Task inputs:
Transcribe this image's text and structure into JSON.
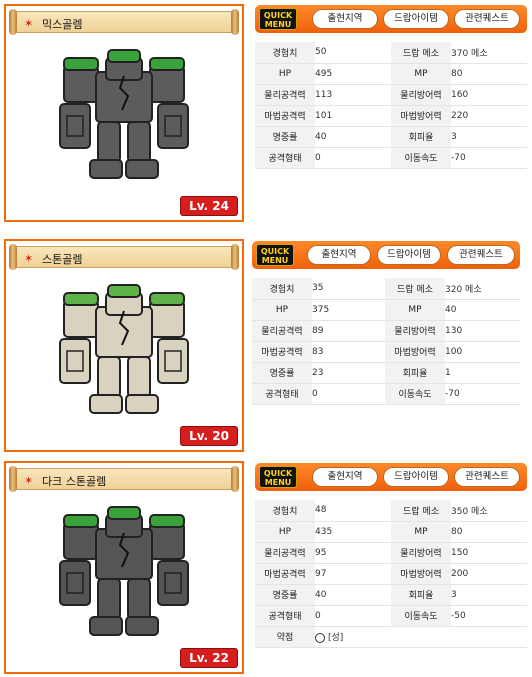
{
  "labels": {
    "exp": "경험치",
    "drop_meso": "드랍 메소",
    "hp": "HP",
    "mp": "MP",
    "phys_atk": "물리공격력",
    "phys_def": "물리방어력",
    "mag_atk": "마법공격력",
    "mag_def": "마법방어력",
    "accuracy": "명중률",
    "evasion": "회피율",
    "attack_type": "공격형태",
    "move_speed": "이동속도",
    "weakness": "약점"
  },
  "quick_menu": {
    "label_line1": "QUICK",
    "label_line2": "MENU",
    "btn_location": "출현지역",
    "btn_drop": "드랍아이템",
    "btn_quest": "관련퀘스트"
  },
  "monsters": [
    {
      "name": "믹스골렘",
      "level": "Lv. 24",
      "exp": "50",
      "meso": "370 메소",
      "hp": "495",
      "mp": "80",
      "phys_atk": "113",
      "phys_def": "160",
      "mag_atk": "101",
      "mag_def": "220",
      "accuracy": "40",
      "evasion": "3",
      "attack_type": "0",
      "move_speed": "-70",
      "colors": {
        "body": "#5c5c5c",
        "moss": "#3aa23a"
      }
    },
    {
      "name": "스톤골렘",
      "level": "Lv. 20",
      "exp": "35",
      "meso": "320 메소",
      "hp": "375",
      "mp": "40",
      "phys_atk": "89",
      "phys_def": "130",
      "mag_atk": "83",
      "mag_def": "100",
      "accuracy": "23",
      "evasion": "1",
      "attack_type": "0",
      "move_speed": "-70",
      "colors": {
        "body": "#d8d2bf",
        "moss": "#5fb247"
      }
    },
    {
      "name": "다크 스톤골렘",
      "level": "Lv. 22",
      "exp": "48",
      "meso": "350 메소",
      "hp": "435",
      "mp": "80",
      "phys_atk": "95",
      "phys_def": "150",
      "mag_atk": "97",
      "mag_def": "200",
      "accuracy": "40",
      "evasion": "3",
      "attack_type": "0",
      "move_speed": "-50",
      "weakness_value": "[성]",
      "colors": {
        "body": "#555555",
        "moss": "#3aa23a"
      }
    }
  ]
}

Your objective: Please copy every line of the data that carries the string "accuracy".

Finished task:
    "accuracy": "명중률",
      "accuracy": "40",
      "accuracy": "23",
      "accuracy": "40",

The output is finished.